Laymon Utsman, one of five brothers from the famous Bluff City racing family, died late Saturday night. He was 81.
Utsman and his younger brother, John A., dominated action at local dirt tracks during the 1970 season. Driving Ford Torinos that particular year, the duo won 27 of the 47 races they entered. Laymon won 18 races that season and swept track championships at Johnson City’s Sportsman Speedway and Kingsport’s Appalachian Speedway.
“Laymon, that year, had an exceptionally good year,” John A. Utsman said. “The first race of the season at Appalachian, my brother Sherman won it and I ran second. Between Sportsman and Appalachian, I won two of the next three races. After that, Layman got going and he won 18 races.”
Brothers Cecil and Gerald were also involved in racing, and two sisters, Dorothy and Linda, were big supporters as well.
Laymon Utsman, whose driving career spanned from 1955-78, made three starts in NASCAR’s top series.
He drove two races in 1959 for Johnson City car owner Jess Potter at Asheville-Weaverville and North Wilkesboro Speedways.
He also was one of three members of the Utsman family, along with Sherman and an uncle Dub, to start the first NASCAR race at Bristol.
“It’s special to think our family was a part of it,” John A. Utsman said. “I remember sitting up in the stands watching it and Sherman ended up ninth.”
Although best known for driving the No. 29 Ford, Laymon Utsman drove a Dodge in the first Bristol race.

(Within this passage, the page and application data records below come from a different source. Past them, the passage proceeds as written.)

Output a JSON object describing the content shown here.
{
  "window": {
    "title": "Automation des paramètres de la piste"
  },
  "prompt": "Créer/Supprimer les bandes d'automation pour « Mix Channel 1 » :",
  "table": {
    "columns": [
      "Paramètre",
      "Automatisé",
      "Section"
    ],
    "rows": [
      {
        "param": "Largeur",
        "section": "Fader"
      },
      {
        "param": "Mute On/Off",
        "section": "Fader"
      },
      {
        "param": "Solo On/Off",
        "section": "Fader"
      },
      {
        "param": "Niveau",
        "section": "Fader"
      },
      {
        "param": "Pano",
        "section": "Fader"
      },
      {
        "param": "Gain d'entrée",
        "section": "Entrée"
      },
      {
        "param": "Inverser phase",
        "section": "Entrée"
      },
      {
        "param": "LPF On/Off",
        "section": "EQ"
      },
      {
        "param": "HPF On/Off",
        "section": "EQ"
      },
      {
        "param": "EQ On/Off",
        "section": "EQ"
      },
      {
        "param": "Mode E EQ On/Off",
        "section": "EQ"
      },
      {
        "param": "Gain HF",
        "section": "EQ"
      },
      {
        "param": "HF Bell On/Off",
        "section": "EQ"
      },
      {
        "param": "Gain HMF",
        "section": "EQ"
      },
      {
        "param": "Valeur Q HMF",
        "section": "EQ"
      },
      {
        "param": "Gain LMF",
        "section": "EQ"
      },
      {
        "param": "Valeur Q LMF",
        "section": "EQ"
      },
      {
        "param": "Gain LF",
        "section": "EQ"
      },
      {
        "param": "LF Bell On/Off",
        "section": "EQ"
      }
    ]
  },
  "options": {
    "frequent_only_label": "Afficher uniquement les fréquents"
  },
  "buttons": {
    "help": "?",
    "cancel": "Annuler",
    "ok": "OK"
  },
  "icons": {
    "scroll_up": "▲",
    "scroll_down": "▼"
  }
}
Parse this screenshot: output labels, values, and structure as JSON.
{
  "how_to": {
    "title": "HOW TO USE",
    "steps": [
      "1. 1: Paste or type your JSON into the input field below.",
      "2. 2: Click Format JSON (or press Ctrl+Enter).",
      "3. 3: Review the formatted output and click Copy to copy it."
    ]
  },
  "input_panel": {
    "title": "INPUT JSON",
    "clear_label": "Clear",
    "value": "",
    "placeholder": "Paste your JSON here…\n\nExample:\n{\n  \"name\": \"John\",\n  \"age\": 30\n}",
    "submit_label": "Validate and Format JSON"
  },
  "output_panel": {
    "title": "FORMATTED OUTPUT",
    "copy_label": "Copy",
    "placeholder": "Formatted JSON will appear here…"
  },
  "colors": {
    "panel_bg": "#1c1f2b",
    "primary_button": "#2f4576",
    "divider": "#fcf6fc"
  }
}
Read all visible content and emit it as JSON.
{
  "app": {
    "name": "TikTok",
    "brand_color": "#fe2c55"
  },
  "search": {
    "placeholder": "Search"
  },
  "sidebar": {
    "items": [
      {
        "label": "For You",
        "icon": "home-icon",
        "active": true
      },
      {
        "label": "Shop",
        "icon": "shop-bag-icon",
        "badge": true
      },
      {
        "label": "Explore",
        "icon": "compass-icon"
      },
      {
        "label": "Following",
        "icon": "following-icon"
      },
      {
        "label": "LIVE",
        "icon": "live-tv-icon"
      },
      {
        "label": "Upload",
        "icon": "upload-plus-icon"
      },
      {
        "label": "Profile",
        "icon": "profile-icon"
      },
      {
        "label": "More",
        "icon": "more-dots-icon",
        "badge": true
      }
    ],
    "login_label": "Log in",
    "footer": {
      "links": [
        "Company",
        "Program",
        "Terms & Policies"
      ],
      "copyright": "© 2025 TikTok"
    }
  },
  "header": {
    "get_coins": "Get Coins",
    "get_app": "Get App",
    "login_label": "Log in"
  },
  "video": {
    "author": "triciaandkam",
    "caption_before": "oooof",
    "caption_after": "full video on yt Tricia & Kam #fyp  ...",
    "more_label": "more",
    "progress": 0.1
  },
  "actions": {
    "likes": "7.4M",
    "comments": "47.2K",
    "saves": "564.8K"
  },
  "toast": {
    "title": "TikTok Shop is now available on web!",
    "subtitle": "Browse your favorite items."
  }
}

He was also the last driver to drive Jess Potter’s famed 1958 Chevrolet before the car was retired.
He later won in Modifieds at Kingsport Speedway and raced a Chevrolet at Sportsman Speedway for Walt Carpenter where he was briefly a teammate to Johnson City driver Walter Ball.
Regardless of the car he was in, Utsman was well respected throughout the local racing community.
“Laymon was a skillful race driver,” said Johnson City’s Paul Lewis, a former NASCAR Cup Series winner. “I never had any trouble racing with Laymon or any of the Utsmans for that matter. They were good friends and good race drivers. They have to go down as some of the top drivers ever in our area.”
Lewis, who passed along his condolences to the family, was grateful for the support Utsman gave to the local Racers Reunion group long after his driving days were over.
“He was a key member of the community,” Lewis said. “He had good skill in racing, but he was just an everyday, down-to-earth guy. You can’t help but have a ton of respect for people like that.”
Mike Potter, a veteran of 60 Cup Series starts and the son of Jess Potter, also remembered Utsman as one of the best drivers ever to race in the Tri-Cities area.
“I remember him and John A. in those Torinos and they ran up front all the time at Sportsman,” Potter said. “Laymon was the last one to drive that ’58 Chevrolet that my brother Gary owns. They had three races one Sunday at Chinquapin Grove. Laymon won two races and Tiny Lund won the other one.”
John A. Utsman also believes his brother was one of the area’s top wheel men. He remembered a race at Appalachian Speedway when Laymon, who had been ill all day, came from the back of the pack to win the race.
“Laymon started about 14th and he was sick enough where he didn’t need to be running that night,” Utsman recalled. “He told me recently in the hospital that he didn’t even remember starting that race or passing anybody. He just remembered running over one driver to get to the front. I started laughing because it was me. He hit me when he passed me.
“We raced together and got into each other a few times, but we never had words over anything.”
His brother also remembered a competitive nature that Laymon had from the start of his career at the old Tri-City Airport track in 1955 until his final race in Wytheville, Virginia, in 1978.
“Laymon told me one time about us racing, ‘Never let me win because if you did, I didn’t win it,’” John A. said. “He was competitive the whole time he raced. In 1978, Laymon was driving a car that Herb Parks owned. He was leading the race when the shocks broke on it. That was the last time he raced. I never remember him running after that.”comments powered by Disqus